10 variations of graduated dots, I thought of a variety of regimented
and simple arrangements of these elements. Background black is printed
in double-hit black.
• Four Color
Series (E1 through E3—E1 N/A)
experiment using Cyan, Magenta, Yellow, and Black to create extremely
• Time Text Series (D1 through D4—D4
extremely tiny type (0.5pt to 2pt) to create dense images that represent
temporal phenomena. In one of them is the entire sequence of days
in 2000 years, another the incremental steps towards a marathon, and
in another the seconds in a day.
• Color Kokeshi (E1 through E3—all N/A)
DIC Color Chip (the Japanese equivalent of Pantone chips) rendered
as a little, happy Japanese doll. The entire image exists as 3 separate
• .Too Markers (F1 through F2—F2 N/A)
of xylene-based markers (exquisite colors!) is the .Too Copic Marker.
I created a variety of images using the color marker cap (which has
a unique aesthetic), such as the Mona Lisa for the sake of being cliché.
• Flags (G1 through G2—G2 N/A)
of the nations of the world rendered in an image of totality (minus
26.5 degrees of void). I was surprised how many nations exist and
disappear in the world's history.

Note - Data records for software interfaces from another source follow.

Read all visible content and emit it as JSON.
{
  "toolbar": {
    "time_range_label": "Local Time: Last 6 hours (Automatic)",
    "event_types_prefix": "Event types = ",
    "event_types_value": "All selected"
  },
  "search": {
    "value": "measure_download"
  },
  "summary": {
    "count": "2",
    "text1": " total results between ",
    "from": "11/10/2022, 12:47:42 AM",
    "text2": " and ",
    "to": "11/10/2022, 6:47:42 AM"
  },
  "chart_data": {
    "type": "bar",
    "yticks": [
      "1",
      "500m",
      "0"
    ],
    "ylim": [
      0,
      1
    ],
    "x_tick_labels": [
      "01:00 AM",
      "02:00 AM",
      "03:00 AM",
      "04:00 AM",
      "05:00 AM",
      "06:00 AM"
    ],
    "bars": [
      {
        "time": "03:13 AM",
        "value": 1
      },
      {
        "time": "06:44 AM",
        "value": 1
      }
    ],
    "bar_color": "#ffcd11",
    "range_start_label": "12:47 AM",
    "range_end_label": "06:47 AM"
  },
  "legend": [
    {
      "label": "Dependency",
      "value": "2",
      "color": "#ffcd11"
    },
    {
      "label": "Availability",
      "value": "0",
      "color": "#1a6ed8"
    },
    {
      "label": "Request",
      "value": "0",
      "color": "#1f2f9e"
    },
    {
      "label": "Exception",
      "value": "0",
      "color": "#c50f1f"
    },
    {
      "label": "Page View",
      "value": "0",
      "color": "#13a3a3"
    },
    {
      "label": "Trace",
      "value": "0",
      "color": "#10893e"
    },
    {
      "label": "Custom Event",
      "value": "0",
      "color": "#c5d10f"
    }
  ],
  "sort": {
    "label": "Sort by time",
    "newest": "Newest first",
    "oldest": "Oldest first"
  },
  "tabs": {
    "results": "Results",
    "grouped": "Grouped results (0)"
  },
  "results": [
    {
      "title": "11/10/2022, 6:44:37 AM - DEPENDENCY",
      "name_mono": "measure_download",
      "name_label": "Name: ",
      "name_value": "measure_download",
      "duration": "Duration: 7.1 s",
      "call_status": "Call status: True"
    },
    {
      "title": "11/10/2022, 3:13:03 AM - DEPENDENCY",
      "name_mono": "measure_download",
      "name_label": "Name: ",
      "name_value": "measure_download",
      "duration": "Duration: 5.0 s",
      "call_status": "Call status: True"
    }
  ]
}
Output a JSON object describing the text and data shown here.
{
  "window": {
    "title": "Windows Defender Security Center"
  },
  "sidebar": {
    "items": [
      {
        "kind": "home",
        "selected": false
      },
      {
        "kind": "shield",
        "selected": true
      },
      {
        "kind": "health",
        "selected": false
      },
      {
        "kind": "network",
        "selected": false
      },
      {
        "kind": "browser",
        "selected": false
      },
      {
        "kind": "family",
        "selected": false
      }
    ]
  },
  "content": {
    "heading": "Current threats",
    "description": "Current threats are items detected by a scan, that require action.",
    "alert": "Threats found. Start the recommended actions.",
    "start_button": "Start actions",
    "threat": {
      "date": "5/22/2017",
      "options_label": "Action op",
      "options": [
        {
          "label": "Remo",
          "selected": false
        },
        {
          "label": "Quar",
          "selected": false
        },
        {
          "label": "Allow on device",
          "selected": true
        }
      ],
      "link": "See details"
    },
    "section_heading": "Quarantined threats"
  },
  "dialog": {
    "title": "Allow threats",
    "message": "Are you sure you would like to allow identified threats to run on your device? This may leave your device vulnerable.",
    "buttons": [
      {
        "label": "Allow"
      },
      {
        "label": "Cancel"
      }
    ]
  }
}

• Grapac (H1 through H4)
of prints that I created were all printed courtesy of Grapac Corporation's
Mr. Watanabe. I created a variety of initial test images using Grapac's
composition press (in the day, large format color printing wasn't
possible). Since it was a real printing press, I could use silver
and fluorescent inks.
• Mr. B (J1 through J2)
for a paper launch in Japan, but became an obsession with the instability
of a little mathematical function I wrote.
• Shape of Color (K1 through K4—K1 N/A)
out of the ordinary, but an emphasis on color and printing accuracy
was the goal. Double-hit colors make these images striking in real
• Seibu (L1 through L3—L2 N/A)
for Seibu Department Store in Tokyo as summer imagery.
• Sony (M1—M1 N/A)
for a project in collaboration with Sony Tokyo Design Center in 1996
presented at Siggraph that year. Every Sony product printed in a geometrically
repeating pattern .
• Shiseido Anniversary (N1—N1 N/A)
30 years of commercial films for Shiseido, I created an image
that embodied the combined footage in an abstract collage that
was inspired by a sketch I saw on the subway by Tadao Ando.